WHAT THE EXERCISE ASKS: Please output every record exactly, keeping each line as it is.

(Beginning of MATERIAL SHOWN)

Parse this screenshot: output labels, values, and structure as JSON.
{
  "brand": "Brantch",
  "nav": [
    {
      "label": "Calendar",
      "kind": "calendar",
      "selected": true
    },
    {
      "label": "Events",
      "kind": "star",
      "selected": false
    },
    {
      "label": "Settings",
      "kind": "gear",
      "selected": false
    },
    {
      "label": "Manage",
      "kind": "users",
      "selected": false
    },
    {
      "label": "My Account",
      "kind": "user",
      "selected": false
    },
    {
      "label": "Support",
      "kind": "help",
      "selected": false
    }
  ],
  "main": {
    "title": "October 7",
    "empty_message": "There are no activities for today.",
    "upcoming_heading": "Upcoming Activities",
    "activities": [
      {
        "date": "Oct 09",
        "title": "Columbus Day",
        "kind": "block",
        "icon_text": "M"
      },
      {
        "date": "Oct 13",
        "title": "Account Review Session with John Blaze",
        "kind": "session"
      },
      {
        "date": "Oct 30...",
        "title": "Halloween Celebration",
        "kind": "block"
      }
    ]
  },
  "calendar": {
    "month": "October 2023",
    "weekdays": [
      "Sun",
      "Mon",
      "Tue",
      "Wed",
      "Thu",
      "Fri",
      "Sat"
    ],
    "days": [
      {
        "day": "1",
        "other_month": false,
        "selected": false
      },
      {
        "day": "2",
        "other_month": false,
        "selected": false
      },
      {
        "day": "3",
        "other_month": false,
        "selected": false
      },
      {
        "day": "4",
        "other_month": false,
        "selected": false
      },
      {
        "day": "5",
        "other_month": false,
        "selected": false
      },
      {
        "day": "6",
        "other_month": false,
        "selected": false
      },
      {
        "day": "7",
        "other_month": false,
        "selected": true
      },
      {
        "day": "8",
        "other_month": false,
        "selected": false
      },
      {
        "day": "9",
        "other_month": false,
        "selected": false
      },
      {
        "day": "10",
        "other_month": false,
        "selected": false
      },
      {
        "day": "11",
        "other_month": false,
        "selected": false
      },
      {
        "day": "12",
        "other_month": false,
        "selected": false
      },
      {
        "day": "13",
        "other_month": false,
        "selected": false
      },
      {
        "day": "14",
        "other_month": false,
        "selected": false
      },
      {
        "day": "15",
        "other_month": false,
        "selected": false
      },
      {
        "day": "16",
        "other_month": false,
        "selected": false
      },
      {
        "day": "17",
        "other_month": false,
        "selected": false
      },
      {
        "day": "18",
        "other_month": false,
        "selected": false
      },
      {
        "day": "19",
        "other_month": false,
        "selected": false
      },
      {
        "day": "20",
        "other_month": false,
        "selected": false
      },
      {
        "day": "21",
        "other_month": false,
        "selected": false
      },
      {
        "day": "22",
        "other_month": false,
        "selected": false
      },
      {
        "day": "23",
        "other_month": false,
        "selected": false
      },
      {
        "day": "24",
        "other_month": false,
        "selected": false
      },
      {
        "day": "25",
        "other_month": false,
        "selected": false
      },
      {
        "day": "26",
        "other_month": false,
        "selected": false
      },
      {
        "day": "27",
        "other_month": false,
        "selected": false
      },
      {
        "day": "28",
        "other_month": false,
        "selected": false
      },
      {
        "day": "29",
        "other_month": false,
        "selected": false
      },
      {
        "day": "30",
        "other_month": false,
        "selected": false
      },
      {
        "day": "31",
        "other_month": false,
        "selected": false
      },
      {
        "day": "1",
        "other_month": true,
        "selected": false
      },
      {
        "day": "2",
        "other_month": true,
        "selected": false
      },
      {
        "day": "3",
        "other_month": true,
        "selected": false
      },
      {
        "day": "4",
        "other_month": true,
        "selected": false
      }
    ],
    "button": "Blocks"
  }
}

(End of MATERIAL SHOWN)

RESULT:
Parse this screenshot: output labels, values, and structure as JSON.
{
  "brand": "Brantch",
  "nav": [
    {
      "label": "Calendar",
      "kind": "calendar",
      "selected": true
    },
    {
      "label": "Events",
      "kind": "star",
      "selected": false
    },
    {
      "label": "Settings",
      "kind": "gear",
      "selected": false
    },
    {
      "label": "Manage",
      "kind": "users",
      "selected": false
    },
    {
      "label": "My Account",
      "kind": "user",
      "selected": false
    },
    {
      "label": "Support",
      "kind": "help",
      "selected": false
    }
  ],
  "main": {
    "title": "October 7",
    "empty_message": "There are no activities for today.",
    "upcoming_heading": "Upcoming Activities",
    "activities": [
      {
        "date": "Oct 09",
        "title": "Columbus Day",
        "kind": "block",
        "icon_text": "M"
      },
      {
        "date": "Oct 13",
        "title": "Account Review Session with John Blaze",
        "kind": "session"
      },
      {
        "date": "Oct 30...",
        "title": "Halloween Celebration",
        "kind": "block"
      }
    ]
  },
  "calendar": {
    "month": "October 2023",
    "weekdays": [
      "Sun",
      "Mon",
      "Tue",
      "Wed",
      "Thu",
      "Fri",
      "Sat"
    ],
    "days": [
      {
        "day": "1",
        "other_month": false,
        "selected": false
      },
      {
        "day": "2",
        "other_month": false,
        "selected": false
      },
      {
        "day": "3",
        "other_month": false,
        "selected": false
      },
      {
        "day": "4",
        "other_month": false,
        "selected": false
      },
      {
        "day": "5",
        "other_month": false,
        "selected": false
      },
      {
        "day": "6",
        "other_month": false,
        "selected": false
      },
      {
        "day": "7",
        "other_month": false,
        "selected": true
      },
      {
        "day": "8",
        "other_month": false,
        "selected": false
      },
      {
        "day": "9",
        "other_month": false,
        "selected": false
      },
      {
        "day": "10",
        "other_month": false,
        "selected": false
      },
      {
        "day": "11",
        "other_month": false,
        "selected": false
      },
      {
        "day": "12",
        "other_month": false,
        "selected": false
      },
      {
        "day": "13",
        "other_month": false,
        "selected": false
      },
      {
        "day": "14",
        "other_month": false,
        "selected": false
      },
      {
        "day": "15",
        "other_month": false,
        "selected": false
      },
      {
        "day": "16",
        "other_month": false,
        "selected": false
      },
      {
        "day": "17",
        "other_month": false,
        "selected": false
      },
      {
        "day": "18",
        "other_month": false,
        "selected": false
      },
      {
        "day": "19",
        "other_month": false,
        "selected": false
      },
      {
        "day": "20",
        "other_month": false,
        "selected": false
      },
      {
        "day": "21",
        "other_month": false,
        "selected": false
      },
      {
        "day": "22",
        "other_month": false,
        "selected": false
      },
      {
        "day": "23",
        "other_month": false,
        "selected": false
      },
      {
        "day": "24",
        "other_month": false,
        "selected": false
      },
      {
        "day": "25",
        "other_month": false,
        "selected": false
      },
      {
        "day": "26",
        "other_month": false,
        "selected": false
      },
      {
        "day": "27",
        "other_month": false,
        "selected": false
      },
      {
        "day": "28",
        "other_month": false,
        "selected": false
      },
      {
        "day": "29",
        "other_month": false,
        "selected": false
      },
      {
        "day": "30",
        "other_month": false,
        "selected": false
      },
      {
        "day": "31",
        "other_month": false,
        "selected": false
      },
      {
        "day": "1",
        "other_month": true,
        "selected": false
      },
      {
        "day": "2",
        "other_month": true,
        "selected": false
      },
      {
        "day": "3",
        "other_month": true,
        "selected": false
      },
      {
        "day": "4",
        "other_month": true,
        "selected": false
      }
    ],
    "button": "Blocks"
  }
}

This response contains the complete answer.